To: Michael Graff <email@example.com>
From: Chris G. Demetriou <firstname.lastname@example.org>
Date: 05/14/1997 12:05:46
> "Chris G. Demetriou" <email@example.com> writes:
> > Actually, why didn't you just go to 220.127.116.11 to begin with. If the
> > differences are only in the configuration files and don't effect
> > operation (which i believe they are), then why do we want to say "we
> > ship 18.104.22.168" rather than 22.214.171.124?
> I was wondering this as well. I know it doesn't matter, but it is always
> a sore point when we lag so far behind in the compiler tools.
So, looked at one way, the lag is a good thing; we do _NOT_ want to
start using 2.8 or another major release right when it comes out.
On the other hand, things like 2.7.2 -> 126.96.36.199 or 188.8.131.52 -> 184.108.40.206
aren't too significant, because their changes are relatively small and
limited in scope. That's what made me wonder about the fact that
220.127.116.11 wasn't integrated; the differences between 18.104.22.168 and it are
trivial, from our perspective, so we might as well be running the
later version (if only for version number brownie points from those
who care, or to help make upgrading to a later release easier).
> I wish we could start using the most recent binutils, too, but that

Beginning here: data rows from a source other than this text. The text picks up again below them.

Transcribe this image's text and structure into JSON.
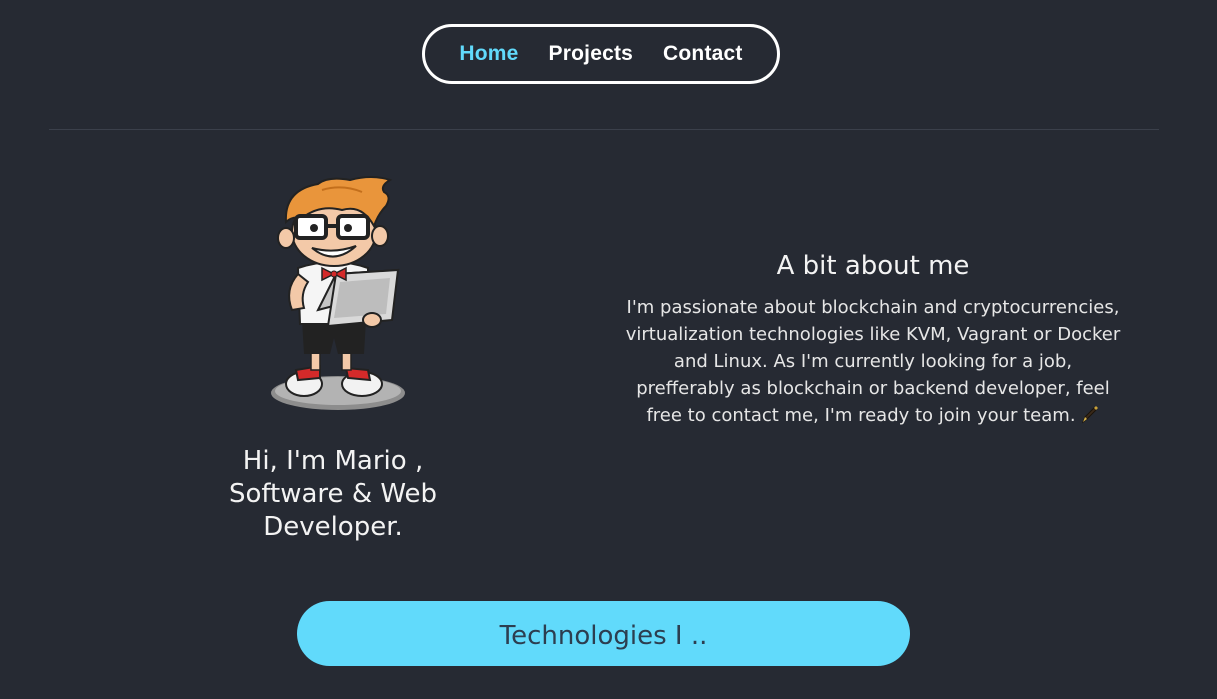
{
  "nav": {
    "items": [
      {
        "label": "Home",
        "active": true
      },
      {
        "label": "Projects",
        "active": false
      },
      {
        "label": "Contact",
        "active": false
      }
    ]
  },
  "profile": {
    "avatar_icon": "cartoon-developer-with-laptop",
    "greeting_line1": "Hi, I'm Mario ,",
    "greeting_line2": "Software & Web",
    "greeting_line3": "Developer."
  },
  "about": {
    "title": "A bit about me",
    "text": "I'm passionate about blockchain and cryptocurrencies, virtualization technologies like KVM, Vagrant or Docker and Linux. As I'm currently looking for a job, prefferably as blockchain or backend developer, feel free to contact me, I'm ready to join your team.",
    "emoji_icon": "fountain-pen-icon"
  },
  "cta": {
    "label": "Technologies I .."
  },
  "colors": {
    "background": "#262a33",
    "accent": "#61dafb",
    "button_text": "#2c3e50"
  }
}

> seems unlikely anytime soon.
I understand that there's likely to be a 2.8.1 soon, so going to 2.8
is probably not a great idea.
In any case, is this really an option for most ports? All of the
a.out-based ports are stuck with our toolchain until a.out shared lib
support is present in BFD/ld/binutils. It's just not done yet, right?
Other ports, e.g. alpha, mips, and powerpc, could benefit from having
a different toolchain in the tree, but we (at least alpha and powerpc)
are already sharing a common set of toolchain sources (that we're
packaging up and shipping when we build distributions).
In terms of integrating binutils, there are some specific features
that i'd want to see:
(1) shared libbfd+libopcodes+libiberty (or whatever the trio
that normally gets built into a single shared lib in
the standard distribution),
(2) binutils and ld using that shared lib.
(3) gdb using that _same_ shared lib.
Yes, i know that gdb is shipped with a seperate bfd et al., but
there's no reason that the same library can't be used, at least with
binutils + gdb of not-too-different vintage.
Certainly, the 2.8 bfd seems to work great with GDB 4.16, with perhaps
one minor change to one header file to fix a slight prototype